• **Work task**: Write out the records in full, exactly as given, but without the images.

• **Given data**:
++++++++++
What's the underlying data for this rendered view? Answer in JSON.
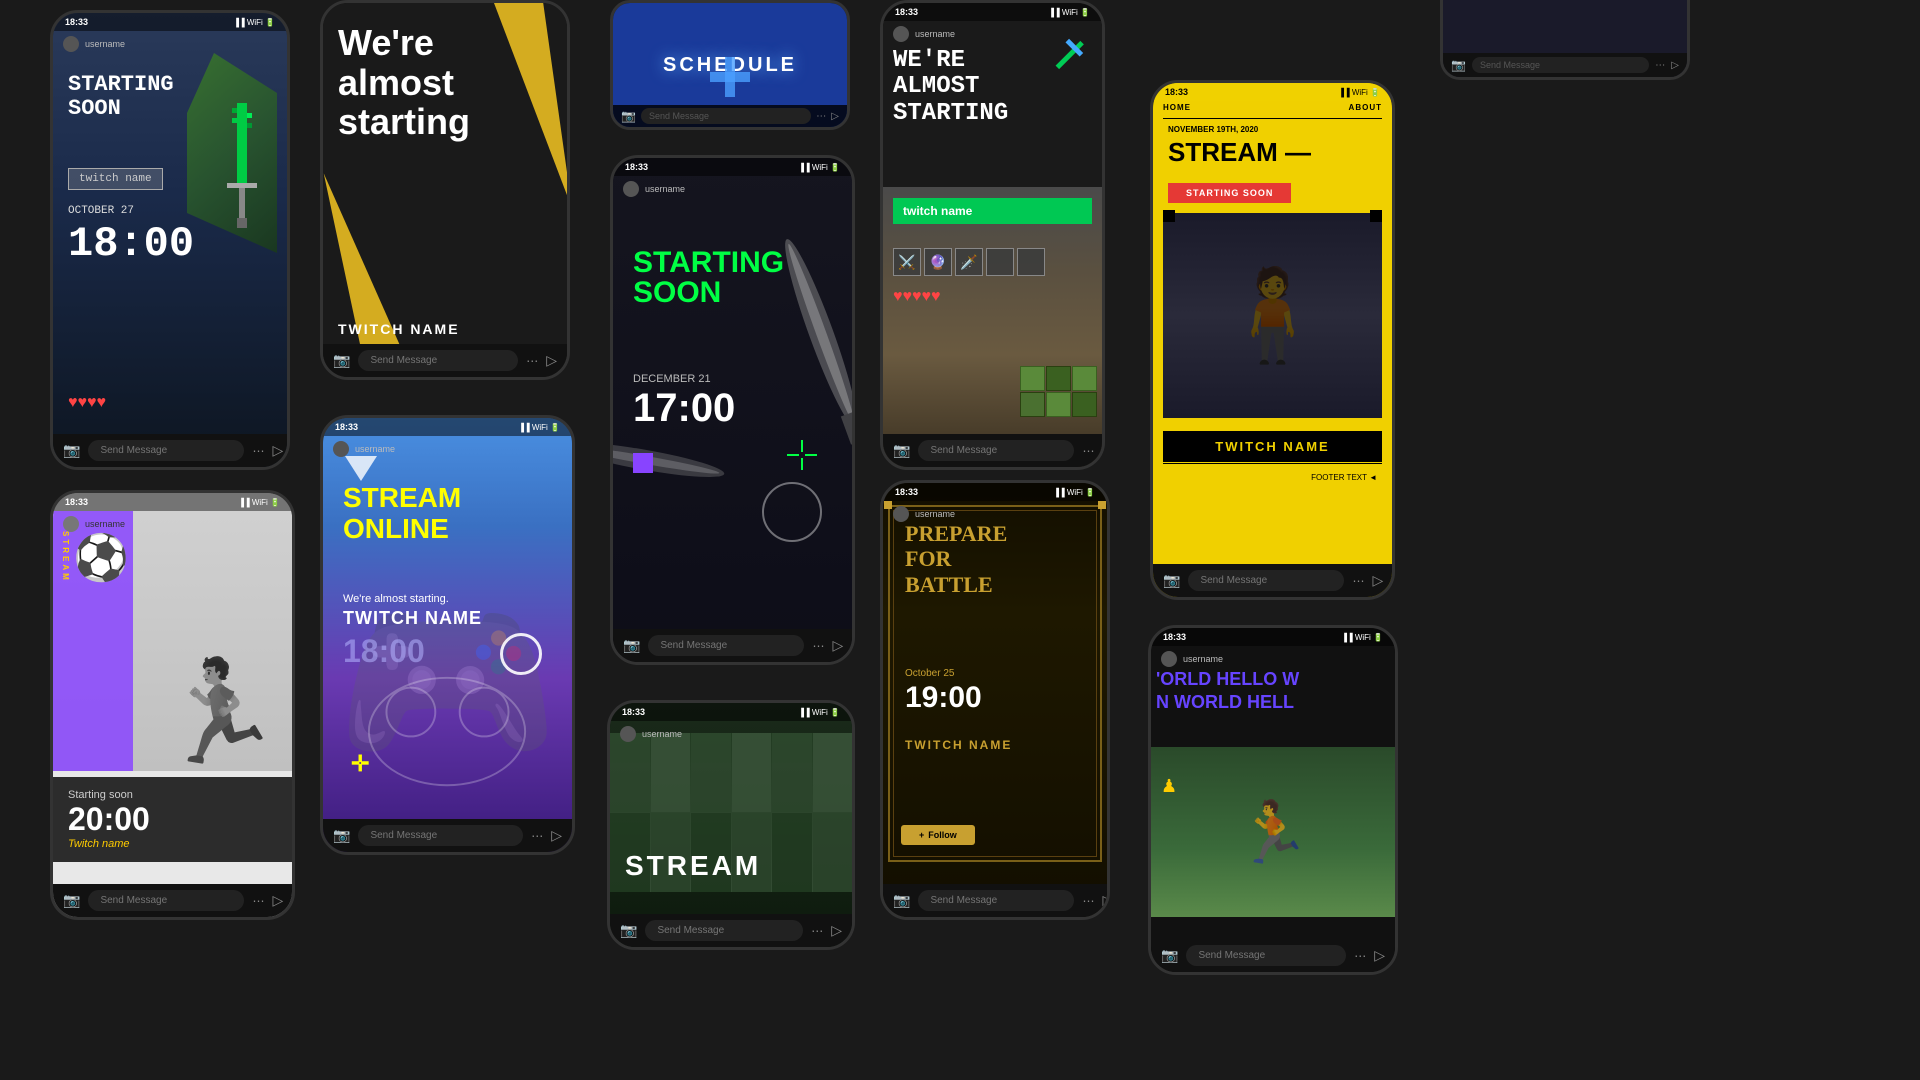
{
  "bg": "#1a1a1a",
  "phones": {
    "phone1": {
      "status_time": "18:33",
      "username": "username",
      "starting_soon": "STARTING\nSOON",
      "twitch_name": "twitch name",
      "date": "OCTOBER 27",
      "time": "18:00",
      "hearts": "♥♥♥♥",
      "send_message": "Send Message"
    },
    "phone2": {
      "were_almost": "We're\nalmost\nstarting",
      "twitch_name": "TWITCH NAME",
      "send_message": "Send Message"
    },
    "phone3": {
      "schedule": "SCHEDULE",
      "send_message": "Send Message"
    },
    "phone4": {
      "status_time": "18:33",
      "username": "username",
      "we_re": "WE'RE\nALMOST\nSTARTING",
      "twitch_name": "twitch name",
      "send_message": "Send Message",
      "hearts": "♥♥♥♥♥"
    },
    "phone5": {
      "status_time": "18:33",
      "username": "username",
      "starting_soon": "STARTING\nSOON",
      "date": "DECEMBER 21",
      "time": "17:00",
      "send_message": "Send Message"
    },
    "phone6": {
      "status_time": "18:33",
      "username": "username",
      "nav_home": "HOME",
      "nav_about": "ABOUT",
      "date": "NOVEMBER 19TH, 2020",
      "stream_dash": "STREAM —",
      "starting_soon": "STARTING SOON",
      "twitch_name": "TWITCH NAME",
      "footer_text": "FOOTER TEXT ◄",
      "send_message": "Send Message"
    },
    "phone7": {
      "status_time": "18:33",
      "username": "username",
      "stream_online": "STREAM\nONLINE",
      "almost_text": "We're almost starting.",
      "twitch_name": "TWITCH NAME",
      "time": "18:00",
      "send_message": "Send Message"
    },
    "phone8": {
      "status_time": "18:33",
      "username": "username",
      "prepare": "PREPARE\nFOR\nBATTLE",
      "date": "October 25",
      "time": "19:00",
      "twitch_name": "TWITCH NAME",
      "follow": "Follow",
      "send_message": "Send Message"
    },
    "phone9": {
      "status_time": "18:33",
      "username": "username",
      "starting_label": "Starting soon",
      "time": "20:00",
      "twitch_name": "Twitch name",
      "send_message": "Send Message"
    },
    "phone10": {
      "status_time": "18:33",
      "username": "username",
      "hello_text": "'ORLD HELLO W\nN WORLD HELL",
      "send_message": "Send Message"
    },
    "phone12": {
      "status_time": "18:33",
      "username": "username",
      "stream_text": "STREAM",
      "send_message": "Send Message"
    }
  }
}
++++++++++
• **Exercise answer**:
What's the underlying data for this rendered view? Answer in JSON.
{
  "bg": "#1a1a1a",
  "phones": {
    "phone1": {
      "status_time": "18:33",
      "username": "username",
      "starting_soon": "STARTING\nSOON",
      "twitch_name": "twitch name",
      "date": "OCTOBER 27",
      "time": "18:00",
      "hearts": "♥♥♥♥",
      "send_message": "Send Message"
    },
    "phone2": {
      "were_almost": "We're\nalmost\nstarting",
      "twitch_name": "TWITCH NAME",
      "send_message": "Send Message"
    },
    "phone3": {
      "schedule": "SCHEDULE",
      "send_message": "Send Message"
    },
    "phone4": {
      "status_time": "18:33",
      "username": "username",
      "we_re": "WE'RE\nALMOST\nSTARTING",
      "twitch_name": "twitch name",
      "send_message": "Send Message",
      "hearts": "♥♥♥♥♥"
    },
    "phone5": {
      "status_time": "18:33",
      "username": "username",
      "starting_soon": "STARTING\nSOON",
      "date": "DECEMBER 21",
      "time": "17:00",
      "send_message": "Send Message"
    },
    "phone6": {
      "status_time": "18:33",
      "username": "username",
      "nav_home": "HOME",
      "nav_about": "ABOUT",
      "date": "NOVEMBER 19TH, 2020",
      "stream_dash": "STREAM —",
      "starting_soon": "STARTING SOON",
      "twitch_name": "TWITCH NAME",
      "footer_text": "FOOTER TEXT ◄",
      "send_message": "Send Message"
    },
    "phone7": {
      "status_time": "18:33",
      "username": "username",
      "stream_online": "STREAM\nONLINE",
      "almost_text": "We're almost starting.",
      "twitch_name": "TWITCH NAME",
      "time": "18:00",
      "send_message": "Send Message"
    },
    "phone8": {
      "status_time": "18:33",
      "username": "username",
      "prepare": "PREPARE\nFOR\nBATTLE",
      "date": "October 25",
      "time": "19:00",
      "twitch_name": "TWITCH NAME",
      "follow": "Follow",
      "send_message": "Send Message"
    },
    "phone9": {
      "status_time": "18:33",
      "username": "username",
      "starting_label": "Starting soon",
      "time": "20:00",
      "twitch_name": "Twitch name",
      "send_message": "Send Message"
    },
    "phone10": {
      "status_time": "18:33",
      "username": "username",
      "hello_text": "'ORLD HELLO W\nN WORLD HELL",
      "send_message": "Send Message"
    },
    "phone12": {
      "status_time": "18:33",
      "username": "username",
      "stream_text": "STREAM",
      "send_message": "Send Message"
    }
  }
}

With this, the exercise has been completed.